Despite potential menace, a clever opponent could still manouver their way out of trouble, particularly if they are able to predict your attack patterns. Still, don't get too fancy with your predictions unless you know your opponent, otherwise you will end up making sub optimal plays with this team, and lose good board position as a result. Because of the offensive pressure this team exerts, it can be easy to get free turns to improve your board position, either with switches, or with boosts. There's nothing like a free Belly Drum, Dragon Dance, or Heal Pulse off, and these can often lock out a game, though it takes some practice to know when the right time is to do these.
Leading incorrectly, or not conserving win conditions well enough, is punished like in any time, but probably more than average as it sits closer to the Hyper Offense end of the spectrum.
Bo3 vs Boomguy (On Console):
Hope you guys found this interesting, feel free to use the team or experiment with modifications to it. Or laugh at it, whatever. I'll probably keep using this team at times while national dex is the VGC rules, so be sure to scout me.

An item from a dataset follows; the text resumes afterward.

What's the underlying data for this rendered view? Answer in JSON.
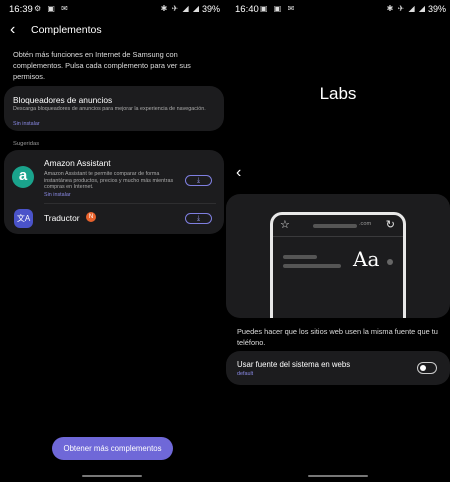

Credit for the Pokemon sprites goes to Pokemondb.com, and for the mini sprites, Pokemontrash.com. Do check them out if you want to use sprites in your own stuff.